Work task:
The answer is all of the data repeated exactly, with each picture omitted.

Recorded information:

++++

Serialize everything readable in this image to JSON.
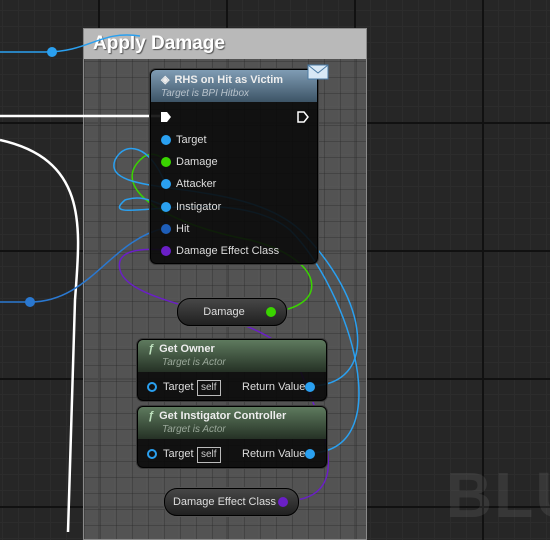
{
  "comment": {
    "title": "Apply Damage"
  },
  "watermark": "BLU",
  "event_node": {
    "title": "RHS on Hit as Victim",
    "subtitle": "Target is BPI Hitbox",
    "icon": "message-envelope-icon",
    "pins": [
      {
        "label": "Target",
        "type": "object",
        "color": "#2aa0f0"
      },
      {
        "label": "Damage",
        "type": "float",
        "color": "#3ad400"
      },
      {
        "label": "Attacker",
        "type": "object",
        "color": "#2aa0f0"
      },
      {
        "label": "Instigator",
        "type": "object",
        "color": "#2aa0f0"
      },
      {
        "label": "Hit",
        "type": "struct",
        "color": "#1e5eb8"
      },
      {
        "label": "Damage Effect Class",
        "type": "class",
        "color": "#6a1fc7"
      }
    ]
  },
  "damage_var": {
    "label": "Damage",
    "color": "#3ad400"
  },
  "get_owner": {
    "title": "Get Owner",
    "subtitle": "Target is Actor",
    "target_label": "Target",
    "target_default": "self",
    "return_label": "Return Value"
  },
  "get_instigator_controller": {
    "title": "Get Instigator Controller",
    "subtitle": "Target is Actor",
    "target_label": "Target",
    "target_default": "self",
    "return_label": "Return Value"
  },
  "effect_class_var": {
    "label": "Damage Effect Class",
    "color": "#6a1fc7"
  },
  "colors": {
    "exec": "#ffffff",
    "object": "#2aa0f0",
    "float": "#3ad400",
    "class": "#6a1fc7",
    "struct": "#1e5eb8"
  }
}
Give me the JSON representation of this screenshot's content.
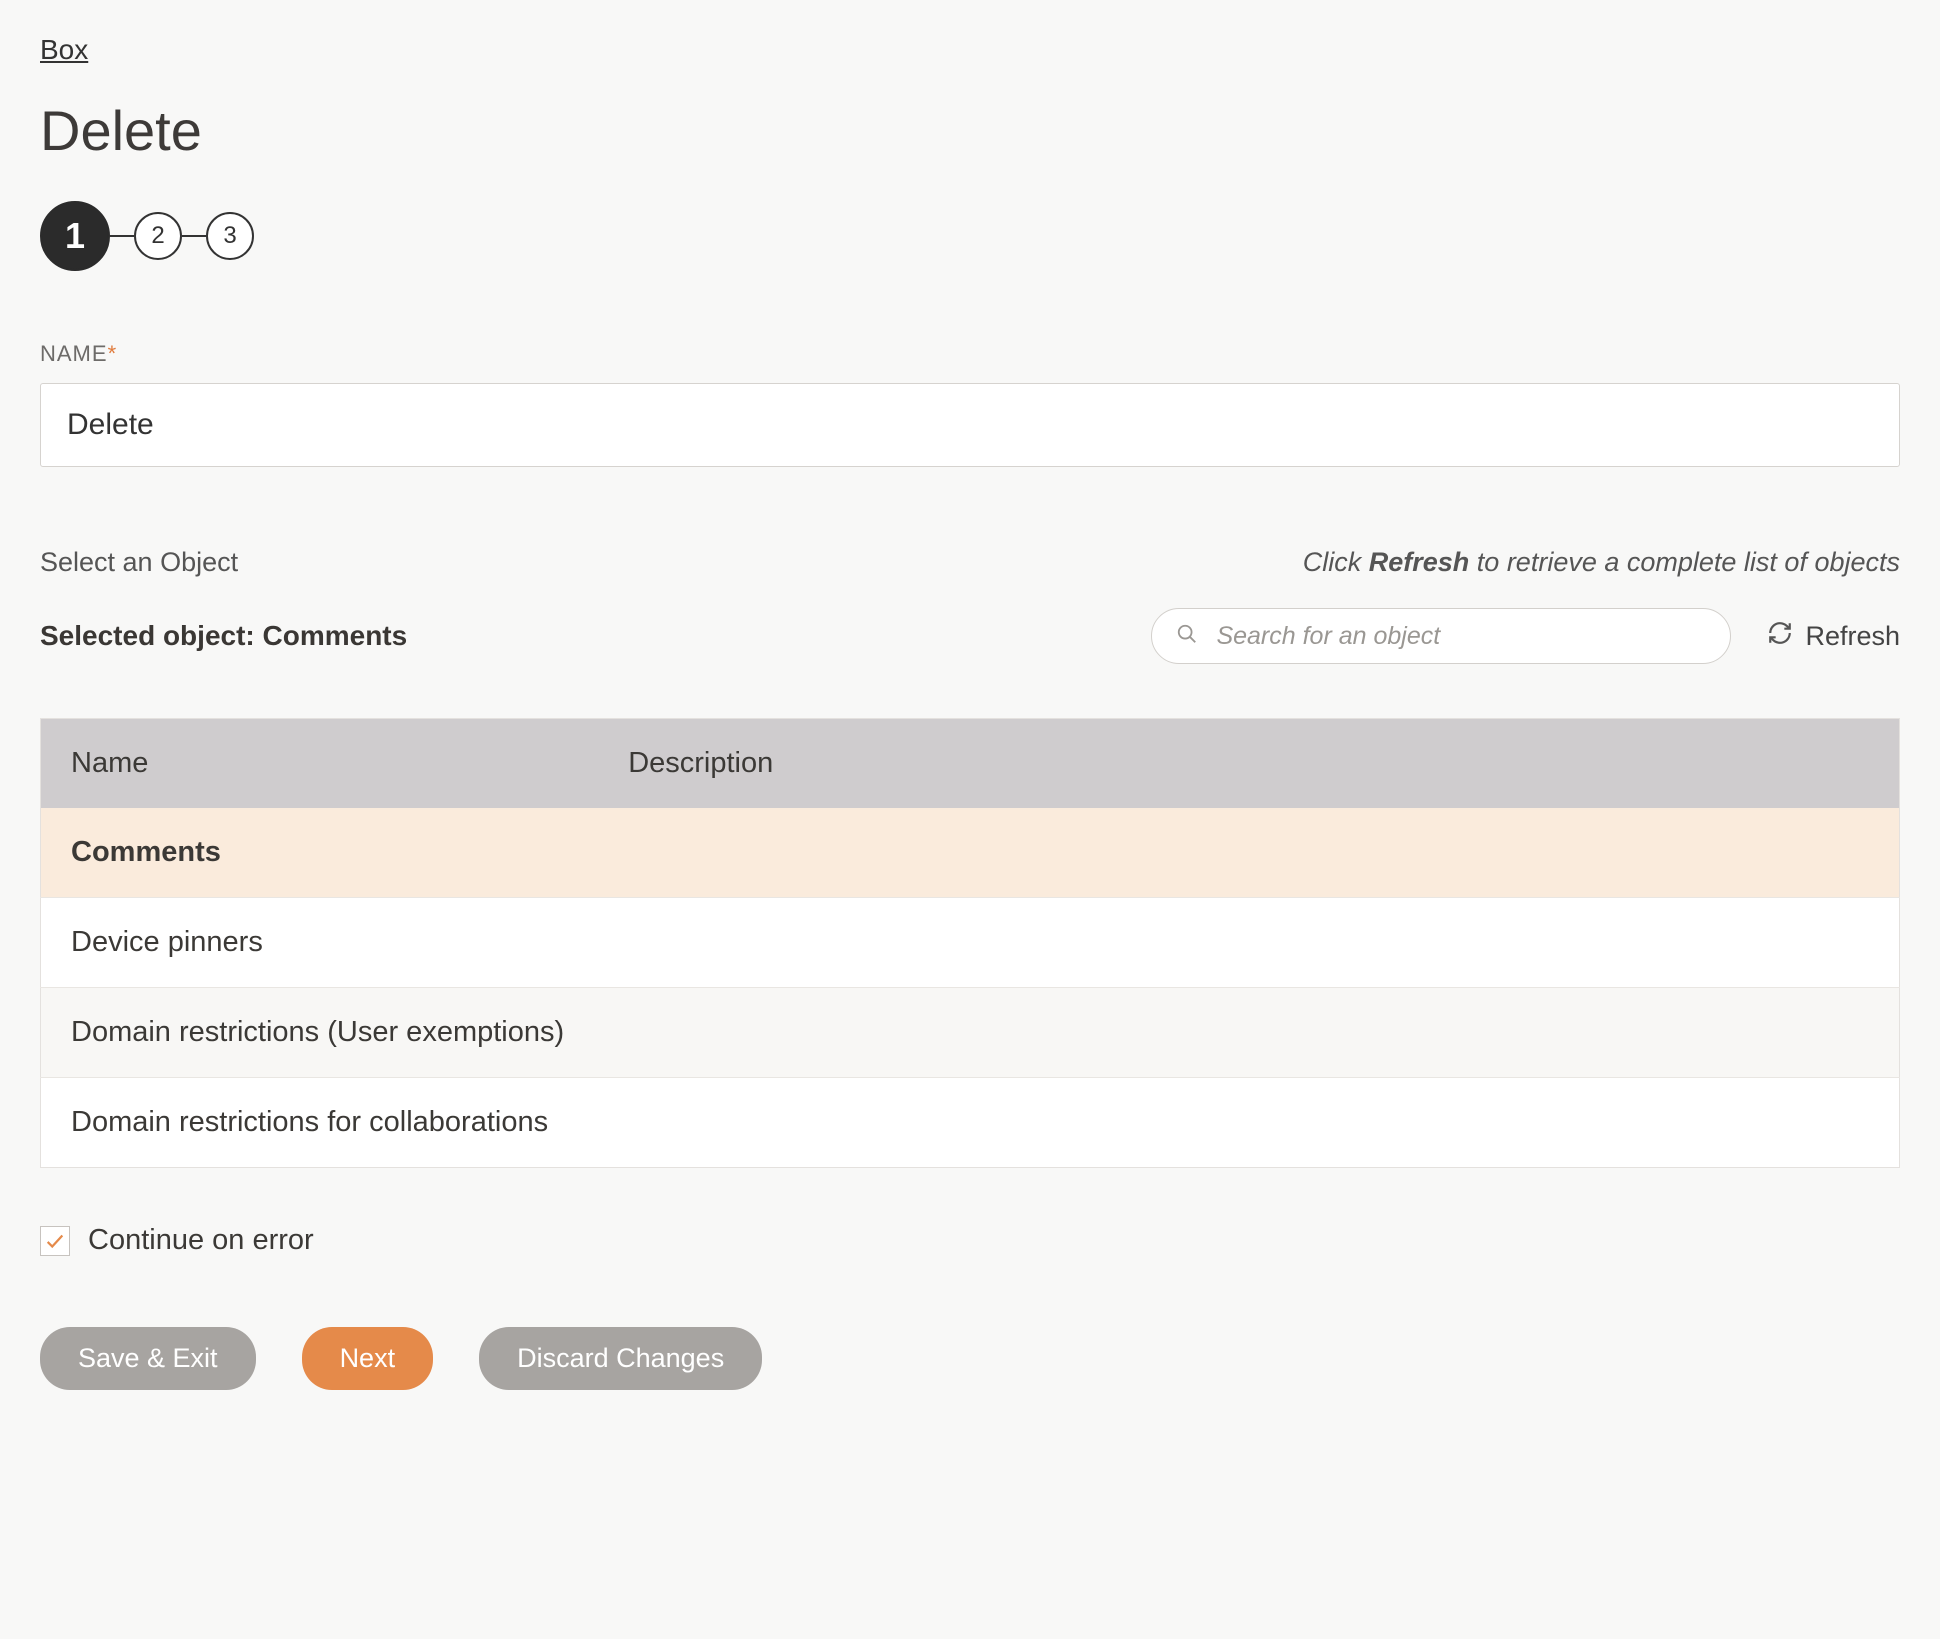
{
  "breadcrumb": {
    "label": "Box"
  },
  "title": "Delete",
  "stepper": {
    "current": 1,
    "steps": [
      "1",
      "2",
      "3"
    ]
  },
  "name_field": {
    "label": "NAME",
    "required_mark": "*",
    "value": "Delete"
  },
  "select": {
    "label": "Select an Object",
    "hint_prefix": "Click ",
    "hint_bold": "Refresh",
    "hint_suffix": " to retrieve a complete list of objects",
    "selected_label": "Selected object: Comments",
    "search_placeholder": "Search for an object",
    "refresh_label": "Refresh"
  },
  "table": {
    "columns": [
      "Name",
      "Description"
    ],
    "rows": [
      {
        "name": "Comments",
        "description": "",
        "selected": true
      },
      {
        "name": "Device pinners",
        "description": ""
      },
      {
        "name": "Domain restrictions (User exemptions)",
        "description": ""
      },
      {
        "name": "Domain restrictions for collaborations",
        "description": ""
      }
    ]
  },
  "continue_on_error": {
    "label": "Continue on error",
    "checked": true
  },
  "actions": {
    "save_exit": "Save & Exit",
    "next": "Next",
    "discard": "Discard Changes"
  },
  "colors": {
    "accent": "#e58a4a"
  }
}
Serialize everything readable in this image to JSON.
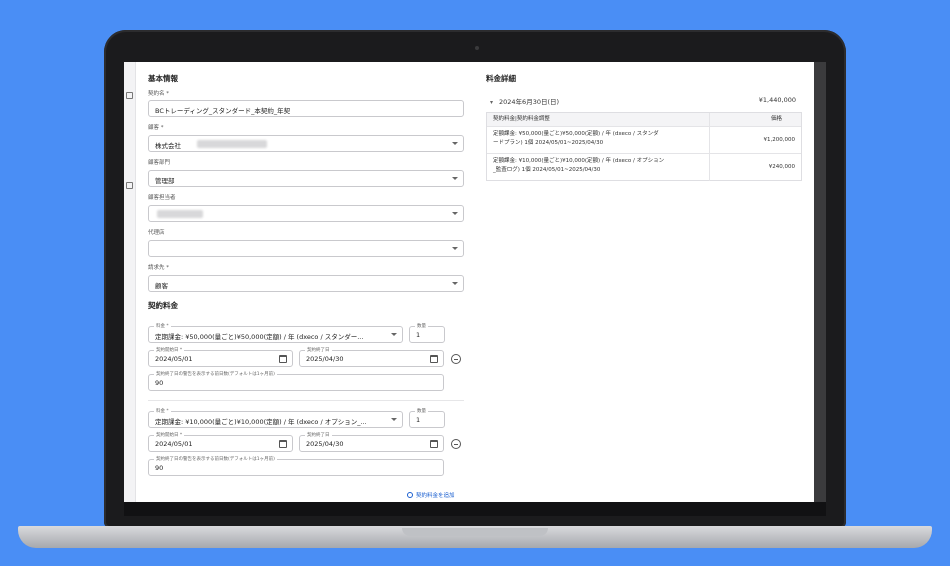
{
  "basic_info": {
    "title": "基本情報",
    "contract_name": {
      "label": "契約名 *",
      "value": "BCトレーディング_スタンダード_本契約_年契"
    },
    "customer": {
      "label": "顧客 *",
      "value": "株式会社"
    },
    "customer_department": {
      "label": "顧客部門",
      "value": "管理部"
    },
    "customer_contact": {
      "label": "顧客担当者",
      "value": ""
    },
    "agency": {
      "label": "代理店",
      "value": ""
    },
    "billing": {
      "label": "請求先 *",
      "value": "顧客"
    }
  },
  "contract_fees": {
    "title": "契約料金",
    "items": [
      {
        "fee_label": "料金 *",
        "fee_value": "定期課金: ¥50,000(量ごと)¥50,000(定額) / 年 (dxeco / スタンダー...",
        "qty_label": "数量",
        "qty_value": "1",
        "start_label": "契約開始日 *",
        "start_value": "2024/05/01",
        "end_label": "契約終了日",
        "end_value": "2025/04/30",
        "notice_label": "契約終了日の警告を表示する前日数(デフォルトは1ヶ月前)",
        "notice_value": "90"
      },
      {
        "fee_label": "料金 *",
        "fee_value": "定期課金: ¥10,000(量ごと)¥10,000(定額) / 年 (dxeco / オプション_...",
        "qty_label": "数量",
        "qty_value": "1",
        "start_label": "契約開始日 *",
        "start_value": "2024/05/01",
        "end_label": "契約終了日",
        "end_value": "2025/04/30",
        "notice_label": "契約終了日の警告を表示する前日数(デフォルトは1ヶ月前)",
        "notice_value": "90"
      }
    ],
    "add_label": "契約料金を追加"
  },
  "fee_details": {
    "title": "料金詳細",
    "period": "2024年6月30日(日)",
    "period_total": "¥1,440,000",
    "headers": [
      "契約料金|契約料金調整",
      "価格"
    ],
    "rows": [
      {
        "desc_line1": "定額課金: ¥50,000(量ごと)¥50,000(定額) / 年 (dxeco / スタンダ",
        "desc_line2": "ードプラン) 1個 2024/05/01~2025/04/30",
        "price": "¥1,200,000"
      },
      {
        "desc_line1": "定額課金: ¥10,000(量ごと)¥10,000(定額) / 年 (dxeco / オプション",
        "desc_line2": "_監査ログ) 1個 2024/05/01~2025/04/30",
        "price": "¥240,000"
      }
    ]
  },
  "icons": [
    "chevron-down-icon",
    "calendar-icon",
    "remove-circle-icon",
    "add-circle-icon",
    "expand-more-icon"
  ],
  "colors": {
    "background": "#4a8ef5",
    "link": "#1a5fd0"
  }
}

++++

Solved exercise:
Serialize everything readable in this image to JSON.
{
  "comment": {
    "title": "Apply Damage"
  },
  "watermark": "BLU",
  "event_node": {
    "title": "RHS on Hit as Victim",
    "subtitle": "Target is BPI Hitbox",
    "icon": "message-envelope-icon",
    "pins": [
      {
        "label": "Target",
        "type": "object",
        "color": "#2aa0f0"
      },
      {
        "label": "Damage",
        "type": "float",
        "color": "#3ad400"
      },
      {
        "label": "Attacker",
        "type": "object",
        "color": "#2aa0f0"
      },
      {
        "label": "Instigator",
        "type": "object",
        "color": "#2aa0f0"
      },
      {
        "label": "Hit",
        "type": "struct",
        "color": "#1e5eb8"
      },
      {
        "label": "Damage Effect Class",
        "type": "class",
        "color": "#6a1fc7"
      }
    ]
  },
  "damage_var": {
    "label": "Damage",
    "color": "#3ad400"
  },
  "get_owner": {
    "title": "Get Owner",
    "subtitle": "Target is Actor",
    "target_label": "Target",
    "target_default": "self",
    "return_label": "Return Value"
  },
  "get_instigator_controller": {
    "title": "Get Instigator Controller",
    "subtitle": "Target is Actor",
    "target_label": "Target",
    "target_default": "self",
    "return_label": "Return Value"
  },
  "effect_class_var": {
    "label": "Damage Effect Class",
    "color": "#6a1fc7"
  },
  "colors": {
    "exec": "#ffffff",
    "object": "#2aa0f0",
    "float": "#3ad400",
    "class": "#6a1fc7",
    "struct": "#1e5eb8"
  }
}
Give me the JSON representation of this screenshot's content.
{
  "breadcrumb": {
    "label": "Box"
  },
  "title": "Delete",
  "stepper": {
    "current": 1,
    "steps": [
      "1",
      "2",
      "3"
    ]
  },
  "name_field": {
    "label": "NAME",
    "required_mark": "*",
    "value": "Delete"
  },
  "select": {
    "label": "Select an Object",
    "hint_prefix": "Click ",
    "hint_bold": "Refresh",
    "hint_suffix": " to retrieve a complete list of objects",
    "selected_label": "Selected object: Comments",
    "search_placeholder": "Search for an object",
    "refresh_label": "Refresh"
  },
  "table": {
    "columns": [
      "Name",
      "Description"
    ],
    "rows": [
      {
        "name": "Comments",
        "description": "",
        "selected": true
      },
      {
        "name": "Device pinners",
        "description": ""
      },
      {
        "name": "Domain restrictions (User exemptions)",
        "description": ""
      },
      {
        "name": "Domain restrictions for collaborations",
        "description": ""
      }
    ]
  },
  "continue_on_error": {
    "label": "Continue on error",
    "checked": true
  },
  "actions": {
    "save_exit": "Save & Exit",
    "next": "Next",
    "discard": "Discard Changes"
  },
  "colors": {
    "accent": "#e58a4a"
  }
}
Serialize everything readable in this image to JSON.
{
  "basic_info": {
    "title": "基本情報",
    "contract_name": {
      "label": "契約名 *",
      "value": "BCトレーディング_スタンダード_本契約_年契"
    },
    "customer": {
      "label": "顧客 *",
      "value": "株式会社"
    },
    "customer_department": {
      "label": "顧客部門",
      "value": "管理部"
    },
    "customer_contact": {
      "label": "顧客担当者",
      "value": ""
    },
    "agency": {
      "label": "代理店",
      "value": ""
    },
    "billing": {
      "label": "請求先 *",
      "value": "顧客"
    }
  },
  "contract_fees": {
    "title": "契約料金",
    "items": [
      {
        "fee_label": "料金 *",
        "fee_value": "定期課金: ¥50,000(量ごと)¥50,000(定額) / 年 (dxeco / スタンダー...",
        "qty_label": "数量",
        "qty_value": "1",
        "start_label": "契約開始日 *",
        "start_value": "2024/05/01",
        "end_label": "契約終了日",
        "end_value": "2025/04/30",
        "notice_label": "契約終了日の警告を表示する前日数(デフォルトは1ヶ月前)",
        "notice_value": "90"
      },
      {
        "fee_label": "料金 *",
        "fee_value": "定期課金: ¥10,000(量ごと)¥10,000(定額) / 年 (dxeco / オプション_...",
        "qty_label": "数量",
        "qty_value": "1",
        "start_label": "契約開始日 *",
        "start_value": "2024/05/01",
        "end_label": "契約終了日",
        "end_value": "2025/04/30",
        "notice_label": "契約終了日の警告を表示する前日数(デフォルトは1ヶ月前)",
        "notice_value": "90"
      }
    ],
    "add_label": "契約料金を追加"
  },
  "fee_details": {
    "title": "料金詳細",
    "period": "2024年6月30日(日)",
    "period_total": "¥1,440,000",
    "headers": [
      "契約料金|契約料金調整",
      "価格"
    ],
    "rows": [
      {
        "desc_line1": "定額課金: ¥50,000(量ごと)¥50,000(定額) / 年 (dxeco / スタンダ",
        "desc_line2": "ードプラン) 1個 2024/05/01~2025/04/30",
        "price": "¥1,200,000"
      },
      {
        "desc_line1": "定額課金: ¥10,000(量ごと)¥10,000(定額) / 年 (dxeco / オプション",
        "desc_line2": "_監査ログ) 1個 2024/05/01~2025/04/30",
        "price": "¥240,000"
      }
    ]
  },
  "icons": [
    "chevron-down-icon",
    "calendar-icon",
    "remove-circle-icon",
    "add-circle-icon",
    "expand-more-icon"
  ],
  "colors": {
    "background": "#4a8ef5",
    "link": "#1a5fd0"
  }
}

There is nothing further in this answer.